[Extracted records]
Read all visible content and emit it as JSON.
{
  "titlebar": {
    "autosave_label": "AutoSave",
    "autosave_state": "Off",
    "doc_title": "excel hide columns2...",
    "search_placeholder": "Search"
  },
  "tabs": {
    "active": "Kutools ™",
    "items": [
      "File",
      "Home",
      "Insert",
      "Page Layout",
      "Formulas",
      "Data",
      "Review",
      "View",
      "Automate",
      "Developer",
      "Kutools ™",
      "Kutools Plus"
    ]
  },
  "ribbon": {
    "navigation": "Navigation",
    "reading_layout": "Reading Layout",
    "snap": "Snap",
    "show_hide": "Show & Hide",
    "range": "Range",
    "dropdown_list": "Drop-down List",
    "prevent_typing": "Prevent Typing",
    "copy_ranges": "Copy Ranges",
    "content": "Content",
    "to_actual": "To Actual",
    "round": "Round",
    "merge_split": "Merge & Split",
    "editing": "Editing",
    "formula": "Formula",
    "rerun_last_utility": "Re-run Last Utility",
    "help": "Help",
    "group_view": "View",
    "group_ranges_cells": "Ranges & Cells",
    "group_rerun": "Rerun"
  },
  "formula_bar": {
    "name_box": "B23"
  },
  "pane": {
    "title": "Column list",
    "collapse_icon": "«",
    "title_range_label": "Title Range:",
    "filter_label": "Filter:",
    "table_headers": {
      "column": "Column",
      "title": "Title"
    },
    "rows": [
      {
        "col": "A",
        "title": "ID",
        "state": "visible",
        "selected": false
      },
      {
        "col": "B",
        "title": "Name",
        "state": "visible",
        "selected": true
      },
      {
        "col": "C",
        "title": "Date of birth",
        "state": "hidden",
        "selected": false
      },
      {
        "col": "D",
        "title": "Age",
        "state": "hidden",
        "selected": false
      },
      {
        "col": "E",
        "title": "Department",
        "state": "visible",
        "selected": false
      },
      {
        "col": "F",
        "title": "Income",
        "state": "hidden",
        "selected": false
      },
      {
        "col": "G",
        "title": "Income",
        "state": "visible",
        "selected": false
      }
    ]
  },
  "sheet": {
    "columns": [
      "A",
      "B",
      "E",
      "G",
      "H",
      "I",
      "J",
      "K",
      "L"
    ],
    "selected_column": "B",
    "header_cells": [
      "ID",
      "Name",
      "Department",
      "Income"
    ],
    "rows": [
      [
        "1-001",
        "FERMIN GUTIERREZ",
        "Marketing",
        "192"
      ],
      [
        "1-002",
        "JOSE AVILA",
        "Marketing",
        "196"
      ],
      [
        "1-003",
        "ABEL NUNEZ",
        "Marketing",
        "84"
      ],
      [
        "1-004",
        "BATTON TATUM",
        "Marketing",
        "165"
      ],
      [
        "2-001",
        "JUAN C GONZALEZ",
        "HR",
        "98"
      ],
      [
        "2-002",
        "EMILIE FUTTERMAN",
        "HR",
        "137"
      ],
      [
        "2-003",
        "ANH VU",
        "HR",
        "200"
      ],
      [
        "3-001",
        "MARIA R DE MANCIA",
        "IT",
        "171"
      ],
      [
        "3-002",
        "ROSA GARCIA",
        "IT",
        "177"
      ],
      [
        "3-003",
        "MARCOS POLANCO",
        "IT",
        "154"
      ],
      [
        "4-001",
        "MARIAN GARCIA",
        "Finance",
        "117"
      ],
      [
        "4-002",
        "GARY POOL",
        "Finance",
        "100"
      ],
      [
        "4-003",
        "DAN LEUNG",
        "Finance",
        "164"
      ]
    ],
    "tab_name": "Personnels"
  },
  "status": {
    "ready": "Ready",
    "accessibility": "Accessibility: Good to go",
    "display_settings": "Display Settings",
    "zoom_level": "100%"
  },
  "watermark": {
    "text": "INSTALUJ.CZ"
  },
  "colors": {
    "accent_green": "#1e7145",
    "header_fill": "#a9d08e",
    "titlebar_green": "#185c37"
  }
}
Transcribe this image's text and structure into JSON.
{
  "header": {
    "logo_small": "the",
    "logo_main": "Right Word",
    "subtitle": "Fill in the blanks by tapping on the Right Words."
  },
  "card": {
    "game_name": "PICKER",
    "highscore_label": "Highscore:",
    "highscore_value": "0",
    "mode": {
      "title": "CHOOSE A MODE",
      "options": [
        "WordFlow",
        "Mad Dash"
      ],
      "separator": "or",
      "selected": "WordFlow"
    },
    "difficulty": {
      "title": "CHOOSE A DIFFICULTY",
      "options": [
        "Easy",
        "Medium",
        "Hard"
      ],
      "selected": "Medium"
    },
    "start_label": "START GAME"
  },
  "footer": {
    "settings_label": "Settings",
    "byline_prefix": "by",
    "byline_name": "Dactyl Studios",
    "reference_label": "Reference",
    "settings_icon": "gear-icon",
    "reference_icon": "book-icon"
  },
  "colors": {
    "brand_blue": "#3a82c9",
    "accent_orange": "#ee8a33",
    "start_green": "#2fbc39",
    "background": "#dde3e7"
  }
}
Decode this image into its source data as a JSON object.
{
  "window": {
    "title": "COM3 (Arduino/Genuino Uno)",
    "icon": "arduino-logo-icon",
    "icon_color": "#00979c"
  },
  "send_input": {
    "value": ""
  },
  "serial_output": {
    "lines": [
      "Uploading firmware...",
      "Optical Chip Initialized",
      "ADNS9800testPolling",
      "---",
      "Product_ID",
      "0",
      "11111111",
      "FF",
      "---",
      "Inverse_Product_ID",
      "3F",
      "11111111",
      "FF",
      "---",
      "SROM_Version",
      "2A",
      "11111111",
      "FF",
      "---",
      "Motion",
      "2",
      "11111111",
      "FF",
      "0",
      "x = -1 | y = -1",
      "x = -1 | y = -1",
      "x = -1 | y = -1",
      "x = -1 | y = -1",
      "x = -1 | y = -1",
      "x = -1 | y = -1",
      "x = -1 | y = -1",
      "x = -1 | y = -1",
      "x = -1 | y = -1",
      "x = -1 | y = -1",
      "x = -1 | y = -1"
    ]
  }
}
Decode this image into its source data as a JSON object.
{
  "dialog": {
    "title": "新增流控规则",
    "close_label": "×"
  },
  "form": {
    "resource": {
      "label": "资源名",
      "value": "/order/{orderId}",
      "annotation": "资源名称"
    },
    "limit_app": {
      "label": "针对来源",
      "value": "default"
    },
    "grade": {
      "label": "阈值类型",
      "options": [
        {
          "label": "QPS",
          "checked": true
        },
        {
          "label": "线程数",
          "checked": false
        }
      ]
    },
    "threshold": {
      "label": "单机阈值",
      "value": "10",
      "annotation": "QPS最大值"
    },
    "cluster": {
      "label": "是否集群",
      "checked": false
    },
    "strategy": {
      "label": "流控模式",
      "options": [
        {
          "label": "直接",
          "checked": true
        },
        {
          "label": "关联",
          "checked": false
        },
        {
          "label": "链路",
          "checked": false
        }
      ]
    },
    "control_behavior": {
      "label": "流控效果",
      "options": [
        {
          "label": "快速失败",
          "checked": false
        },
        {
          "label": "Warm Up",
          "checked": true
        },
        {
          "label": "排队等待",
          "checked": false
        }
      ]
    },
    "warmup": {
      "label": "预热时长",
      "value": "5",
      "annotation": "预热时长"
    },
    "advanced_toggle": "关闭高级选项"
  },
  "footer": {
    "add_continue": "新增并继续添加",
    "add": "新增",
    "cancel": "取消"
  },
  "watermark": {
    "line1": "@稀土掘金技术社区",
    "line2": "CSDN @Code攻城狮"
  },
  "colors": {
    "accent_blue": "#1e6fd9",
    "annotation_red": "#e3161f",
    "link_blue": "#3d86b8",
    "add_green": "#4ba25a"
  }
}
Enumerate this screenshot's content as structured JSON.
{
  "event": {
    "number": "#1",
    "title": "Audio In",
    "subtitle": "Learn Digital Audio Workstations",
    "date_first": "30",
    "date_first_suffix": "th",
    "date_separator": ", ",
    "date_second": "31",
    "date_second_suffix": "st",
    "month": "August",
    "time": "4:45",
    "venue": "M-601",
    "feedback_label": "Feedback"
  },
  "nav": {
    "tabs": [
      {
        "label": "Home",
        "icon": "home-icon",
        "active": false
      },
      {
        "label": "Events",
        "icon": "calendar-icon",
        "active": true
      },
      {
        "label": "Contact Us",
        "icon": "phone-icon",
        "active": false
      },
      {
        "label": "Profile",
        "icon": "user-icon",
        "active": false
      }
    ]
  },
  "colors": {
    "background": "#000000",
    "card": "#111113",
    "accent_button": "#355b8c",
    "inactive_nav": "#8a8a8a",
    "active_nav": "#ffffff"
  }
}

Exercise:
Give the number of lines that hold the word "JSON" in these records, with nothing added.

Result for this task:
5